One day, I’ll be like Gerry Lopez. Image via Getty

Jonathan Seidler is an Australian author. This is his column for Esquire.

I AM ALMOST certain that I’m the only person who gets worse at surfing the more they do it. Every time I go out in the water, whether it’s double overhead or mostly flat baby waves, I end up looking like a doofus. Surfing is supposed to be an egalitarian, low stakes form of exercise that’s almost always fun (or so I’m told). The promise contained in the idea of surfing is to become effortlessly cool simply through the act of doing. It’s a bit like walking into a room with drumsticks or a guitar even if you can’t actually play either. People look at you differently when you’re holding a board. You have transcended the realm of the ordinary, non-amphibious folk.  

Yet having had lessons both here and overseas, and with the big blue on my proverbial doorstep, why do I continue to fail at it? Why is being goofy-footed the least of my worries? And why, next to the long-haired, eternally suntanned guys who frequent my local beach break, does it make me feel like I’m the definition of a deficient Australian man?  

Failing at sports is not a new phenomenon for me; I cycled through almost all of them in high school, from the active (basketball; too short) to the mostly sedentary (cricket; no hand-eye coordination) as well as those sports that aren’t really sports unless you’re watching ESPN at a bar after 10pm (bowling, chess, pool). But I had high hopes for surfing. For one, it’s a mostly solo pursuit; there’s nobody to let down but yourself. Secondly, the barrier to entry is pretty low; get a board, learn to stand up, run into the ocean Kelly Slater style.

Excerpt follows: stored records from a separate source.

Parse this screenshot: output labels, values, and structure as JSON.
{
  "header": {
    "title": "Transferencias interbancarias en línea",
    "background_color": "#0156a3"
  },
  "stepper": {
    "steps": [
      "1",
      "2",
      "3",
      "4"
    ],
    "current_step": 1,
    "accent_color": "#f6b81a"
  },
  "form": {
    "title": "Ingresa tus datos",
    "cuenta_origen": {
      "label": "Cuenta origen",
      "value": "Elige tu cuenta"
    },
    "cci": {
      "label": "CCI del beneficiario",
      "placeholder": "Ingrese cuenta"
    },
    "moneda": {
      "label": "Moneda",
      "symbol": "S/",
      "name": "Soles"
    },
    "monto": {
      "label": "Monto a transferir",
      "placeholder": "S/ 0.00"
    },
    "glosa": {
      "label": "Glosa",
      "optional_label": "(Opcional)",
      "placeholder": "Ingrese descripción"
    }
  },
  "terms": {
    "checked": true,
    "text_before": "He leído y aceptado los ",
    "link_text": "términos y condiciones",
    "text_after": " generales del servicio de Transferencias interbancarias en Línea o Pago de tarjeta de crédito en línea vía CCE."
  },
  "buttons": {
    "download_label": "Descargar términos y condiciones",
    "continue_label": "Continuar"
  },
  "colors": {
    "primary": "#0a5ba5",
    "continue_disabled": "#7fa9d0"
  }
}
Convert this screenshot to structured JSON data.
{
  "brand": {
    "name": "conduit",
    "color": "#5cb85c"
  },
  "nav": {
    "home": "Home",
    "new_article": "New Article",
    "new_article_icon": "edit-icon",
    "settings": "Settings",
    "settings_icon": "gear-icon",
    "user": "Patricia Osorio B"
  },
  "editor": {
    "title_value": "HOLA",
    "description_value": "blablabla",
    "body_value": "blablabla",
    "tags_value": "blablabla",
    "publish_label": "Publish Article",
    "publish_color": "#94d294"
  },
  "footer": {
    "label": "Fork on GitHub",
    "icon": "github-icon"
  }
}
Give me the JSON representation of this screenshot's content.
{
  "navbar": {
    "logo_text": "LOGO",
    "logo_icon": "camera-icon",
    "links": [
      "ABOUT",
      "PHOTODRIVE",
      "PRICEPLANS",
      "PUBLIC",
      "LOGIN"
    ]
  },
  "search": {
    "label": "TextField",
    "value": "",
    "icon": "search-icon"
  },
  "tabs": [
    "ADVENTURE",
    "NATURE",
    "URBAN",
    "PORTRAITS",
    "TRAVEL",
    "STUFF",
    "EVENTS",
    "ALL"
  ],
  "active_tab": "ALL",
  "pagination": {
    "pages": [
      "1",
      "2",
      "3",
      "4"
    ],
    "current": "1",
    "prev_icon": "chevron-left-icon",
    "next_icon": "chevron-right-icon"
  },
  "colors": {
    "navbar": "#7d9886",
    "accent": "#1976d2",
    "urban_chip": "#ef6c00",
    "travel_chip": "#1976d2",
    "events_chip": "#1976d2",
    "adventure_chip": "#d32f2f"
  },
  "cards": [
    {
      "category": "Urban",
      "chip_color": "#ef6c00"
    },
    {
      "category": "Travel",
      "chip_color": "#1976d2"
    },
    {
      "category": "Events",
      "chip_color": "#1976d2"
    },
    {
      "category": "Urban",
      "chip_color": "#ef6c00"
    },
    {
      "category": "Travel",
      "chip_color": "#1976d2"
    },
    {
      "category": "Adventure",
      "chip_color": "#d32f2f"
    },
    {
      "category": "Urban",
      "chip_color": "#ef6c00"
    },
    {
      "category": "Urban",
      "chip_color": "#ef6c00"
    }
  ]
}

Much like running, surfing is a workout you can decide to do in the moment, or at the very least, the morning of. You don’t even need shoes, and there aren’t loads of drills like there are with ball sports; to surf is, in essence, to practise surfing. It’s the dream, until it isn’t. 

To be clear, I’m not a total kook. I have the fundamentals of surfing down pat. I know how to read the tide, catch friendly waves that arrive in a timely fashion and not kill anyone in my slipstream (mostly). But that’s on a good day. Most days, I’m floundering around near the shore, getting smashed by shoreys or dumped on by whitewash that takes me hours to get past. I understand this is how it goes with a variable like Mother Nature. You don’t get to choose; even if you check the forecasts, anything could change in an instant. It just seems like when I paddle out, everything that could go wrong does go wrong. Last time I surfed, I spent 45 minutes on the wrong side of a perfect set. The only time I stood up was when I returned to dry land, and that was for approximately three seconds.    

Keanu Reeves, the definition of cool, calm and collected on a board, in 1991 film ‘Point Break’.

Embarrassingly, I can deploy more surfing metaphors than I can catch waves. I once wrote an entire character in a book who used slang like ‘shredding’ and ‘carving’ and ‘party foam’ and ‘left hand breaks’, despite rarely being able to put these words into practice myself. I know all the different terms for surfboards and fin set ups (‘log’, ’gun’, ‘thruster’, ‘two plus one’, you name it), even though my own board is 7’6, looks like a mango Splice, weighs a metric ton and, if I turn left too suddenly when waiting at the traffic lights, will wipe out a small child.  

The prevailing wisdom is that surfing, unlike many physical activities, is age-agnostic. I’ve definitely seen this in action, having been pipped at the post on the lip of a perfect set by seven-year-old girls and 65-year old men alike. They ride fibreglass boards half the size of mine, nudging the nose like they’re somehow bored of being excellent. Meanwhile, I’m swallowing gallons of saltwater, convinced that this is all part of the process and one day I’ll miraculously downsize to a board that doesn’t make me look like I have no idea what I’m doing.  

Since transitioning from boy to man, which, at a conservative estimate, happened about two years ago, I have discovered that pursuing awesomeness is great, but it’s also acceptable to realise that there are some things you will never be awesome at. Surfing, despite what the ads for board shorts, Sex Wax and Jack Johnson songs tell you, is something anyone can do but only certain people can do well. I will likely stay an average-at-best shredder for the rest of my life. But look, I’m already better at it than I was at basketball. That’s enough reason to go get frothy again this weekend.   

Jonathan Seidler is an Australian writer, father and nu-metal apologist. He is the author of a memoir called It’s A Shame About Ray and a novel titled All the Beautiful Things You Love, to be published in April 2024. Jonno has some interesting things to say about music, fatherhood, Aussie culture, mental health, problematic faves and the social gymnastics of group chats. This is his column for Esquire. You can see all of Jonno’s previous columns here.